>>> array?
>>> The term "JSON object" as used in the first paragraph is ambiguous and
>>> perhaps what is mean is simply "JSON texts" or "JSON text objects or JSON
>>> text arrays". RFC4627 clearly defines "JSON text", and should be cited.
>>> But
>>> RFC4627 is a little ambiguous itself regarding "JSON object" and so I
>>> suggest these definitions:
>>>     JSON text object:   A JSON text matching the "object" ABNF production
>>>        in Section 2.2 of [RFC4627].
>>>     JSON text array:   A JSON text matching the "array" ABNF production
>>>        in Section 2.3 of [RFC4627].
>> I agree that RFC 4627 should be cited and I will correct that.
> ok.
>> The
>> rest of this confuses me: JSON is a textual representation of
>> structured data, as it states in the RFC. It defines an object quite
>> clearly
>> " An object is an unordered collection of zero or more name/value

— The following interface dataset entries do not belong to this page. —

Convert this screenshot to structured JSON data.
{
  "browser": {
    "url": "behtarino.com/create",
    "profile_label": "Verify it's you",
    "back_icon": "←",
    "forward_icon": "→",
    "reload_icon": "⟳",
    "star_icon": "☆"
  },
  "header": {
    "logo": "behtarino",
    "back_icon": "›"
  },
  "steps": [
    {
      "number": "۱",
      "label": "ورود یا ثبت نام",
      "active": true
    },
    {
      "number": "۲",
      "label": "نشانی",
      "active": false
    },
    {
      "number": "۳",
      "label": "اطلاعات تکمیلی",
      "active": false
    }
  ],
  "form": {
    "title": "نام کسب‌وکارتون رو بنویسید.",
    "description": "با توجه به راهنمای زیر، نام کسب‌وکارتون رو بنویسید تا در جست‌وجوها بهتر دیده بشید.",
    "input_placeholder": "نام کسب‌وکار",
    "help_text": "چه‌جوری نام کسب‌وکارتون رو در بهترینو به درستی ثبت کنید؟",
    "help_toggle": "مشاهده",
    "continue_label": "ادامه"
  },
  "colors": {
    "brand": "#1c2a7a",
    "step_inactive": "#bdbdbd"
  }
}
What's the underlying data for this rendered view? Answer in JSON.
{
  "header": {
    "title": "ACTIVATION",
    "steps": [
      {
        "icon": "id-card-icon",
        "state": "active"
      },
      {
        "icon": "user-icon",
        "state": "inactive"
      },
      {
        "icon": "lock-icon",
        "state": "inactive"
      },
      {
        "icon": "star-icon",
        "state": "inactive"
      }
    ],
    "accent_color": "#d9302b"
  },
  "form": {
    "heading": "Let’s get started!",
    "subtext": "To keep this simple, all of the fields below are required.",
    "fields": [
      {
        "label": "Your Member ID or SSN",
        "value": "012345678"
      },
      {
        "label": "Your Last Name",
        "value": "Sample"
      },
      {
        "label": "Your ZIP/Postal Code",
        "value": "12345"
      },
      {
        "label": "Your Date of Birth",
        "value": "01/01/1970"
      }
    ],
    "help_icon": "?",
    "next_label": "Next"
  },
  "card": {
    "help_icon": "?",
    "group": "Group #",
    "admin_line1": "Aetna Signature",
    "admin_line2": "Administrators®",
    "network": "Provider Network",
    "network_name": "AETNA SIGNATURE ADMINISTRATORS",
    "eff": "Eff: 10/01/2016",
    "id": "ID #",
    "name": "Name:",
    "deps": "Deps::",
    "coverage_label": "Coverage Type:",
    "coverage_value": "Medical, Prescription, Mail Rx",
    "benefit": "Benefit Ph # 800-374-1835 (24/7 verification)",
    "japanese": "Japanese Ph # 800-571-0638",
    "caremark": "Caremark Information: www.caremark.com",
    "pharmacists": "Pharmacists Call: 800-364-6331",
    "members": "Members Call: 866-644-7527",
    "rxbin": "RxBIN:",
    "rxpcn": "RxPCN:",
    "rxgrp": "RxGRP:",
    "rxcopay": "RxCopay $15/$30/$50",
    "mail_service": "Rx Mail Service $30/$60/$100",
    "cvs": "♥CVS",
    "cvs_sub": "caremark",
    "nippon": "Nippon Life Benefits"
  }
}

>>    pairs, where a name is a string and a value is a string, number,
>>    boolean, null, object, or array."
> well, yes, but that's in just the introduction of RFC 4627.
>> Defining a "JSON text object" seems pointless to me - clearly a JSON
>> object is an object as defined by JSON, surely? Introducing another
>> term seems like to add confusion rather than remove it.
> note that "JSON text" is very explicitly defined in RFC4627 at the beginning
> of S2 as..
>    A JSON text is a sequence of tokens.  The set of tokens includes six
>    structural characters, strings, numbers, and three literal names.
>    A JSON text is a serialized object or array.
>       JSON-text = object / array
> the reason I flagged this issue is that I just recently reviewed a different
> internet-draft where they'd confused a JSON object -- in the sense of a JSON
> text matching the object production of S2.2 RFC4627 -- and a "JSON object"
> in the sense of an abstract programming construct, and they didn't
> understand that in the protocol on-the-wire world a JSON object /is a
> string/  (i.e. it is string-serialized according to the grammar of RFC4627).
> It seems the term "JSON object" is ambiguous depending on whether you're
> looking at it from a programming perspective or an on-the-wire protocol
> perspective (eg see <>
> which talks about "internal form" and "external form" (ugh)), hence my
> (perhaps feeble) attempt to invent a more explicit term for the on-the-wire
> protocol form.
> So maybe a more palatable definition would be..
>   JSON object: A JSON text matching the "object" ABNF production
>                in Section 2.2 of [RFC4627].


> ?
> ---
> end